Research table: PARP inhibitors and treatment for metastatic breast cancer

This summary table contains detailed information about research studies. Summary tables are a useful way to look at the science behind many breast cancer guidelines and recommendations. However, to get the most out of the tables, it’s important to understand some key concepts. Learn how to read a research table.

Introduction: Olaparib (Lynparza) and talazoparib (Talzenna) are poly(ADP-ribose) polymerase (PARP) inhibitors. PARP inhibitors are only used in breast cancer treatment for people who have a BRCA1 or BRCA2 (BRCA1/2) inherited gene mutation.

Olaparib and talazoparib are used to treat HER2-negative metastatic breast cancer in people who have a BRCA1/2 inherited gene mutation and have been treated with chemotherapy in the past (including chemotherapy for early breast cancer).

If the metastatic breast cancer is hormone receptor-positive, people should have also been treated with hormone therapy in the metastatic setting.

Compared to treatment with chemotherapy, treatment with olaparib or talazoparib may give people with a BRCA1/2 inherited gene mutation who have HER2-negative metastatic breast cancer more time before the cancer spreads.

Learn more about olaparib and talazoparib in the treatment of metastatic breast cancer, including their side effects.

PARP inhibitors and genetic testing for BRCA1 and BRCA2 inherited gene mutations

The National Comprehensive Cancer Network recommends everyone with metastatic breast cancer get BRCA1/2 genetic testing to see if a PARP inhibitor may be used for treatment [1].

Learn more about genetic testing.

Study selection criteria: Randomized clinical trials with 100 or more participants with a BRCA1/2 inherited gene mutation who had HER2-negative metastatic breast cancer.


Study Population
(number of participants)

Drug(s) Used

Objective Response Rate—Percent who Responded to Treatment
(95% CI)

Overall Survival
Better with
PARP Inhibitor Compared to Chemotherapy

Randomized clinical trials

OlympiAD trial [1]


Olaparib alone





Chemotherapy alone
(capecitabine, eribulin, or vinorelbine)



EMBRACA trial [2]


Talazoparib alone





Chemotherapy alone
(capecitabine, eribulin, gemcitabine or vinorelbine)



NS = No statistically significant difference between the 2 treatment groups

* People who got olaparib were just as likely to die (from breast cancer or other causes) as those who got chemotherapy, with a hazard ratio of 0.90 (95% CI, 0.63–1.29).

† People who got talazoparib were just as likely to die (from breast cancer or other causes) as those who got chemotherapy, with a hazard ratio of 0.76 (95% CI, 0.55–1.06).


  1. Robson M, Im SA, Senkus E, et al. Olaparib for metastatic breast cancer in patients with a germline BRCA mutation.
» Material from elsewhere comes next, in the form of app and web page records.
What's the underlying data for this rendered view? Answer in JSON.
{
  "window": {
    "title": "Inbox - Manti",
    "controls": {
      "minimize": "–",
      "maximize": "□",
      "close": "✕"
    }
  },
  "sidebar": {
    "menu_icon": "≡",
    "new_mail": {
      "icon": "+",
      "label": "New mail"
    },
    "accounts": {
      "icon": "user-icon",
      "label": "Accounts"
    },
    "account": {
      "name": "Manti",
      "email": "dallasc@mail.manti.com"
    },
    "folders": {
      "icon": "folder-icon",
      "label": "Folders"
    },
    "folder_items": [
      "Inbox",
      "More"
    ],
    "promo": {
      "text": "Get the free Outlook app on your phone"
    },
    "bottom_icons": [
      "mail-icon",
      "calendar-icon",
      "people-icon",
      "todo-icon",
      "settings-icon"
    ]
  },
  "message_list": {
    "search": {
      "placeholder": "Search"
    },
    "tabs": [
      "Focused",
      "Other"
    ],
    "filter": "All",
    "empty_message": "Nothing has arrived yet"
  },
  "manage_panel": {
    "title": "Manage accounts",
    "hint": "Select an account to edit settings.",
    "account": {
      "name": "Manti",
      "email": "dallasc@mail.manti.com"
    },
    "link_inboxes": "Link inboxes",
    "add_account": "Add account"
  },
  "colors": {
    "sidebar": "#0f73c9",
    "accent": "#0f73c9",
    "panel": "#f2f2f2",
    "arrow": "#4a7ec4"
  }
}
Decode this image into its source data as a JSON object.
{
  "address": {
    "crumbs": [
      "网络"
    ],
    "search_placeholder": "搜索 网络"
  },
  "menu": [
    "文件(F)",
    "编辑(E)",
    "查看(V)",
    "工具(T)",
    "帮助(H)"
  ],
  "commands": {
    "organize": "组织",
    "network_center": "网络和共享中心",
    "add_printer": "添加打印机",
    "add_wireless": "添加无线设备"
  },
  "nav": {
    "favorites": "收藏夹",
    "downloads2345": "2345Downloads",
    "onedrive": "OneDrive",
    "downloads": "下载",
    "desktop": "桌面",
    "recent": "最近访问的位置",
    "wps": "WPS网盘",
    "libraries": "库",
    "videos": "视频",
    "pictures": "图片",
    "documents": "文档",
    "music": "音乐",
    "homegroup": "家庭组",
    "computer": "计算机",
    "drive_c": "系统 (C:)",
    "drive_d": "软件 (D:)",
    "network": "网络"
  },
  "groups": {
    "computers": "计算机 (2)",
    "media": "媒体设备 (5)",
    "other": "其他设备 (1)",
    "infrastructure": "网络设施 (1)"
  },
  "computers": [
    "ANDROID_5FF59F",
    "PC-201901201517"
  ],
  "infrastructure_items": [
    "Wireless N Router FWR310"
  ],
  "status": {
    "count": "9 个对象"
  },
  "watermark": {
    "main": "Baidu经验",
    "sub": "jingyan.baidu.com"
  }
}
N Engl J Med. 377(6):523-533, 2017.
  2. Litton JK, Rugo HS, Ettl J, et al. Talazoparib in patients with advanced breast cancer and a germline BRCA mutation. N Engl J Med. 379(8):753-763, 2018.

Updated 07/07/22